"They're moving as fast as humanly possible to rush through this process, and the EIS reflects that kind of approach," he said. "My guess is that they want to be able to hold an auction and have companies bid on these leases before the end of this term, which kicks off a process that's going to last decades on the refuge."
If some of those deficiencies remain, lawsuits filed by groups like NRDC will aim to "send Interior back to the drawing room to do this correctly."
In doing so, they hope to push off the lease sale as long as they can.
Basically, Rose said, "We're going to do everything in our power to try to work to save the refuge."
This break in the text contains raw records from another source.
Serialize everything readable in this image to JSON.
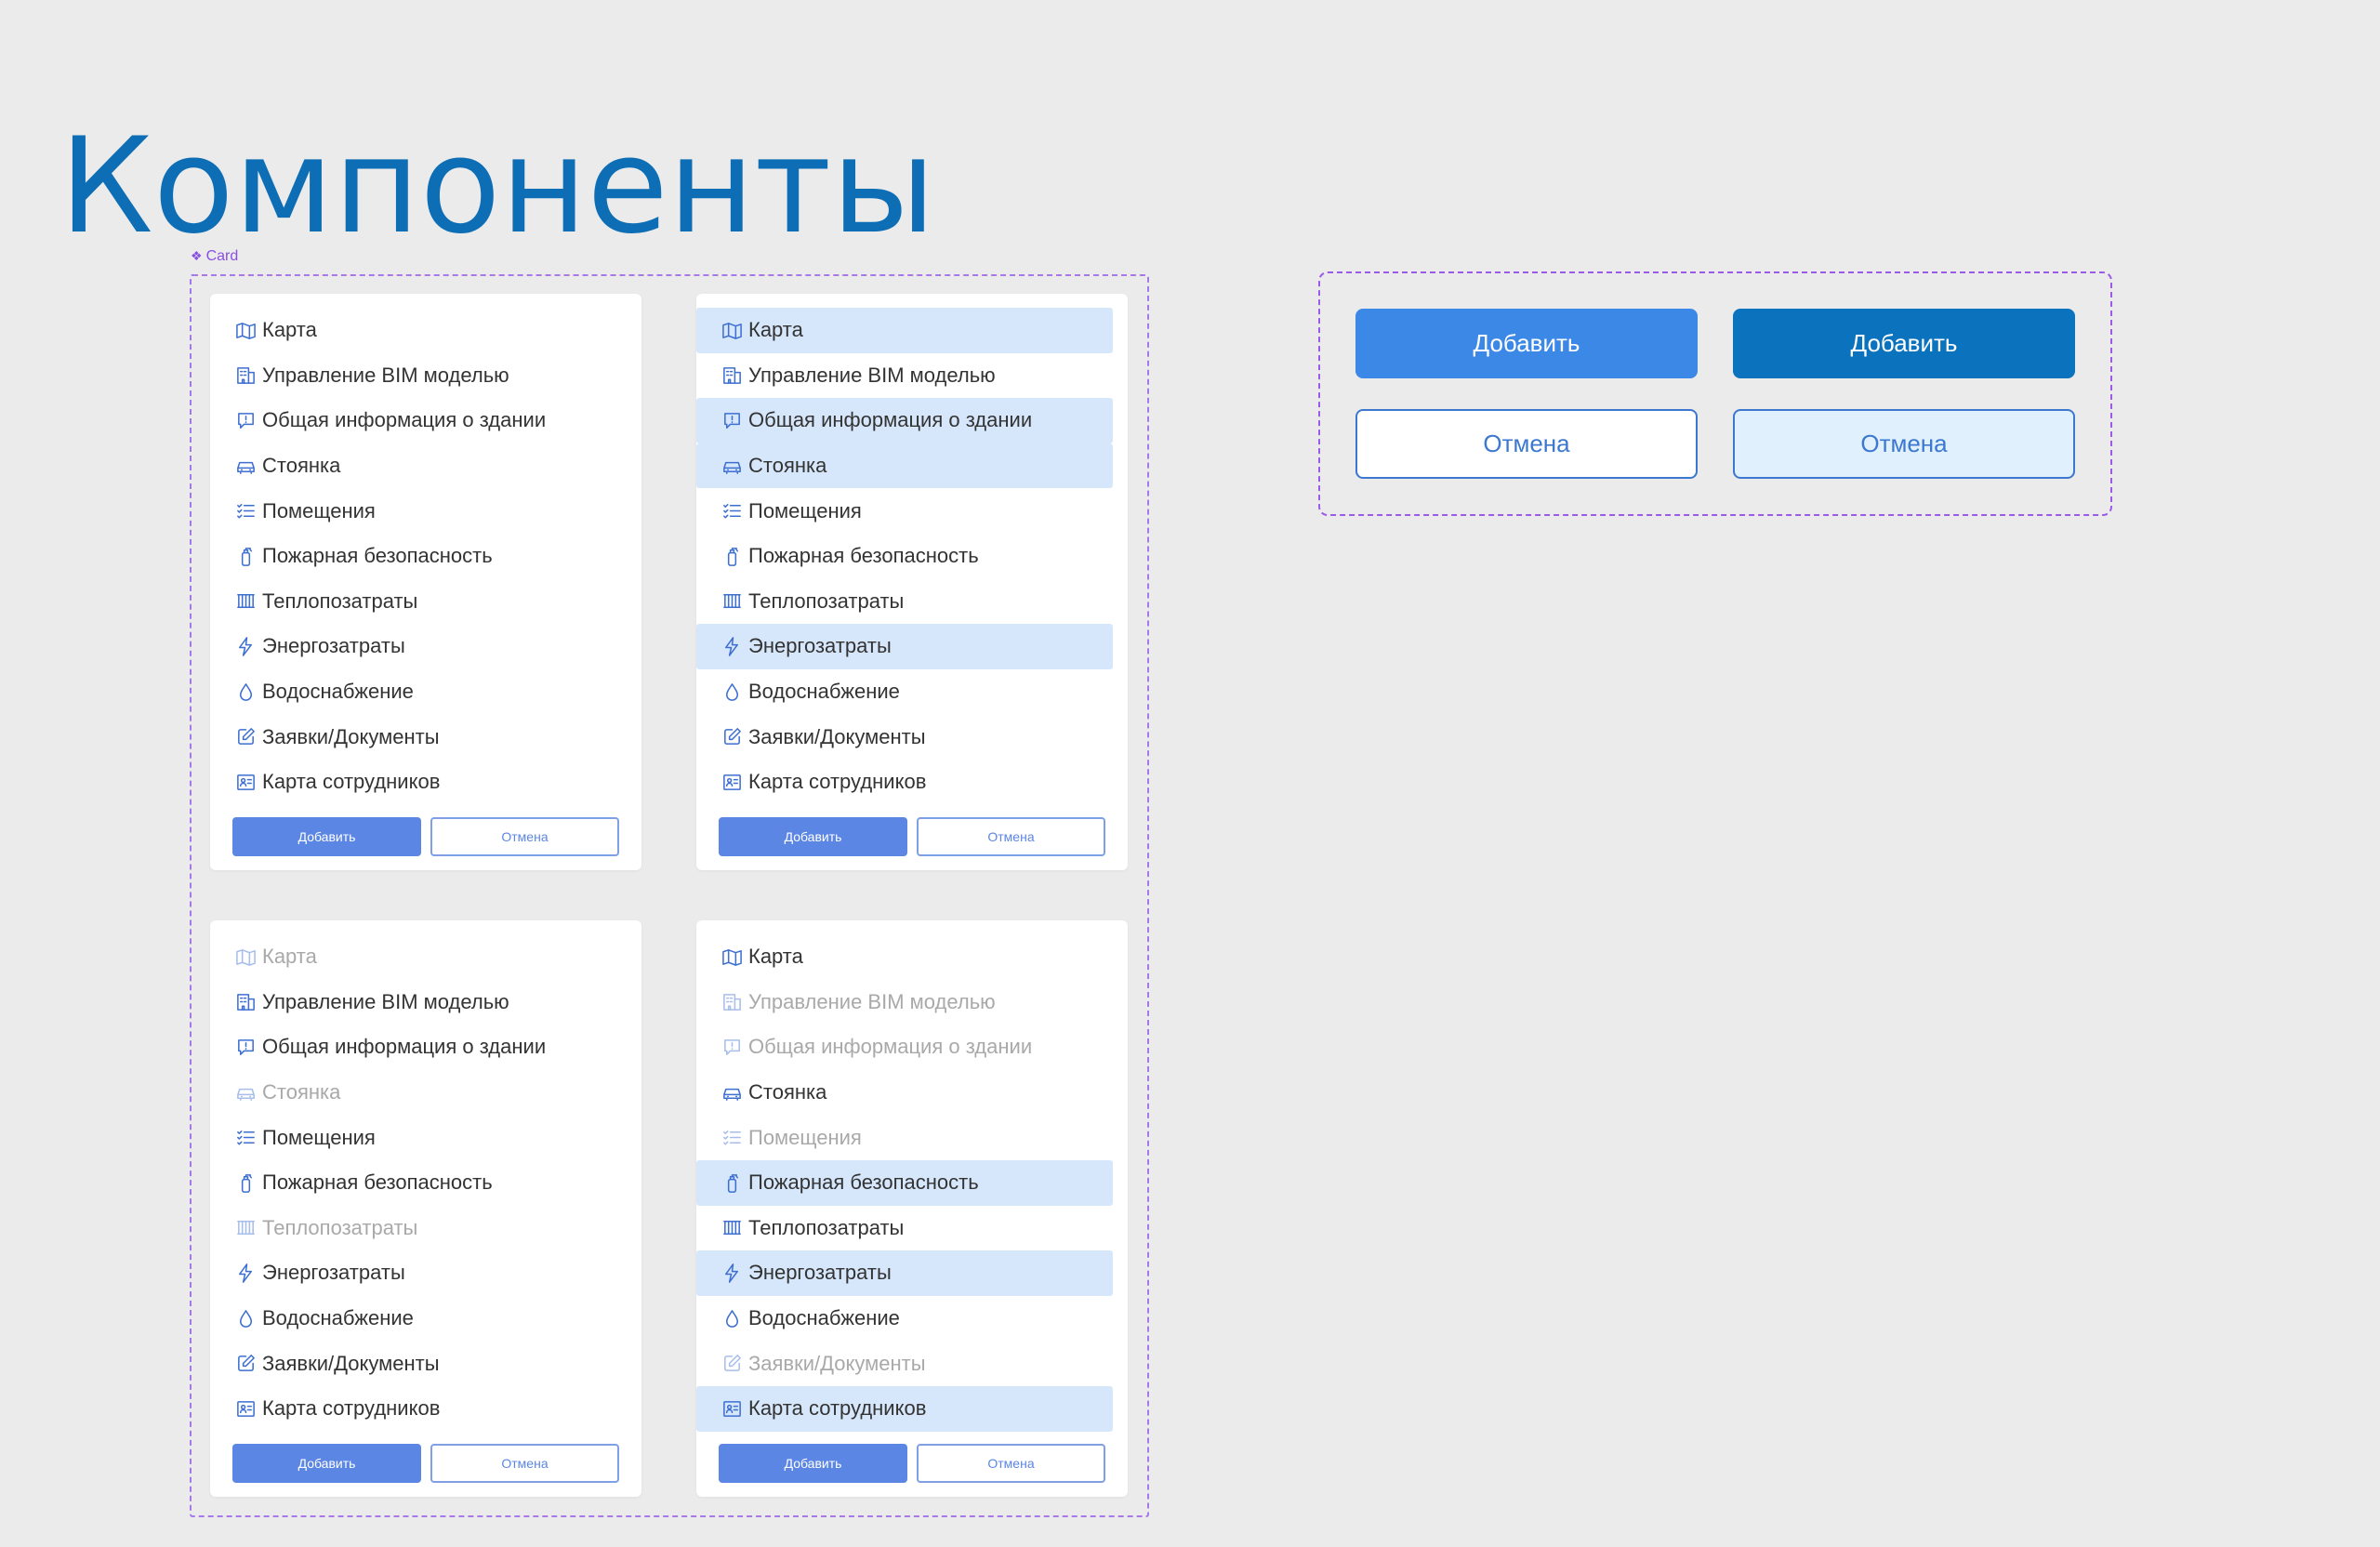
{
  "page": {
    "title": "Компоненты"
  },
  "frame": {
    "label": "Card",
    "glyph": "❖"
  },
  "items": [
    "Карта",
    "Управление BIM моделью",
    "Общая информация о здании",
    "Стоянка",
    "Помещения",
    "Пожарная безопасность",
    "Теплопозатраты",
    "Энергозатраты",
    "Водоснабжение",
    "Заявки/Документы",
    "Карта сотрудников"
  ],
  "icons": [
    "map-icon",
    "building-icon",
    "info-bubble-icon",
    "car-icon",
    "checklist-icon",
    "fire-extinguisher-icon",
    "radiator-icon",
    "lightning-icon",
    "water-drop-icon",
    "edit-icon",
    "badge-icon"
  ],
  "cards": [
    {
      "highlighted": [],
      "disabled": []
    },
    {
      "highlighted": [
        0,
        2,
        3,
        7
      ],
      "disabled": []
    },
    {
      "highlighted": [],
      "disabled": [
        0,
        3,
        6
      ]
    },
    {
      "highlighted": [
        5,
        7,
        10
      ],
      "disabled": [
        1,
        2,
        4,
        9
      ]
    }
  ],
  "card_buttons": {
    "primary": "Добавить",
    "secondary": "Отмена"
  },
  "buttons": {
    "add_default": "Добавить",
    "add_pressed": "Добавить",
    "cancel_default": "Отмена",
    "cancel_hover": "Отмена"
  },
  "colors": {
    "accent": "#0d6eb5",
    "primary": "#3c88e7",
    "primary_dark": "#0b72bd",
    "highlight": "#d7e7fb",
    "frame": "#a678ea",
    "icon": "#3d6fd1"
  }
}
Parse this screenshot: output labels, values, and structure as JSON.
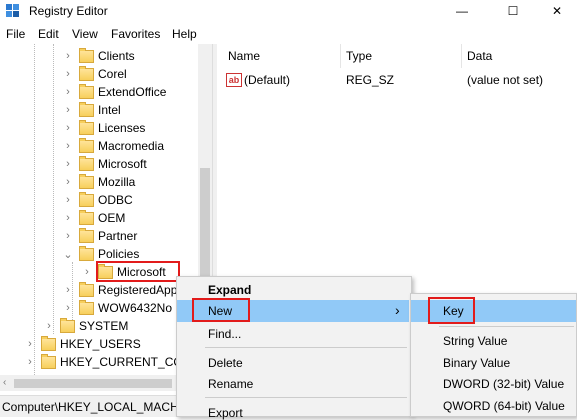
{
  "window": {
    "title": "Registry Editor",
    "minimize": "—",
    "maximize": "☐",
    "close": "✕"
  },
  "menubar": [
    "File",
    "Edit",
    "View",
    "Favorites",
    "Help"
  ],
  "tree": {
    "items": [
      {
        "label": "Clients"
      },
      {
        "label": "Corel"
      },
      {
        "label": "ExtendOffice"
      },
      {
        "label": "Intel"
      },
      {
        "label": "Licenses"
      },
      {
        "label": "Macromedia"
      },
      {
        "label": "Microsoft"
      },
      {
        "label": "Mozilla"
      },
      {
        "label": "ODBC"
      },
      {
        "label": "OEM"
      },
      {
        "label": "Partner"
      },
      {
        "label": "Policies"
      },
      {
        "label": "Microsoft",
        "selected": true
      },
      {
        "label": "RegisteredApp"
      },
      {
        "label": "WOW6432No"
      },
      {
        "label": "SYSTEM"
      },
      {
        "label": "HKEY_USERS"
      },
      {
        "label": "HKEY_CURRENT_COI"
      }
    ]
  },
  "list": {
    "columns": [
      "Name",
      "Type",
      "Data"
    ],
    "rows": [
      {
        "name": "(Default)",
        "type": "REG_SZ",
        "data": "(value not set)"
      }
    ]
  },
  "status": "Computer\\HKEY_LOCAL_MACH",
  "context_menu": {
    "items": [
      "Expand",
      "New",
      "Find...",
      "Delete",
      "Rename",
      "Export"
    ],
    "new_arrow": "›"
  },
  "submenu": {
    "items": [
      "Key",
      "String Value",
      "Binary Value",
      "DWORD (32-bit) Value",
      "QWORD (64-bit) Value"
    ]
  },
  "colors": {
    "highlight": "#91c9f7",
    "annotation_red": "#e21b1b",
    "folder": "#f7cf5c"
  }
}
Two Moves to Ban Offshore Drilling
The House also voted this week to ban offshore drilling in coastal areas of the Atlantic and Pacific oceans as well as areas of the Gulf of Mexico.
The House voted in favor of two bills that would provide permanent protection for those areas. One of the bills, sponsored by Republican Rep. Francis Rooney of Florida, would extend a moratorium on oil and gas leasing and related activities in parts of the Gulf of Mexico off Florida.
The second bill, sponsored by Rep. Joe Cunningham (D-S.C.), seeks to place parts of the Atlantic and Pacific outer continental shelves off-limits. Both bills face the same challenges, however, that the Arctic National Wildlife Refuge bill faces: the Senate and the president.
"Offshore drilling is bad for coastal communities, marine life, and our climate. These votes are further proof that protecting coastal economies from President Trump's plans to radically expand offshore drilling is not a partisan issue—it's common sense," said Alex Taurel, the conservation program director for the League of Conservation Voters. "The question now is: will Leader (Mitch) McConnell allow votes on these bills or will he continue to operate the Senate as a legislative graveyard and leave states like Florida, Georgia, North Carolina, and Maine at risk of offshore drilling?"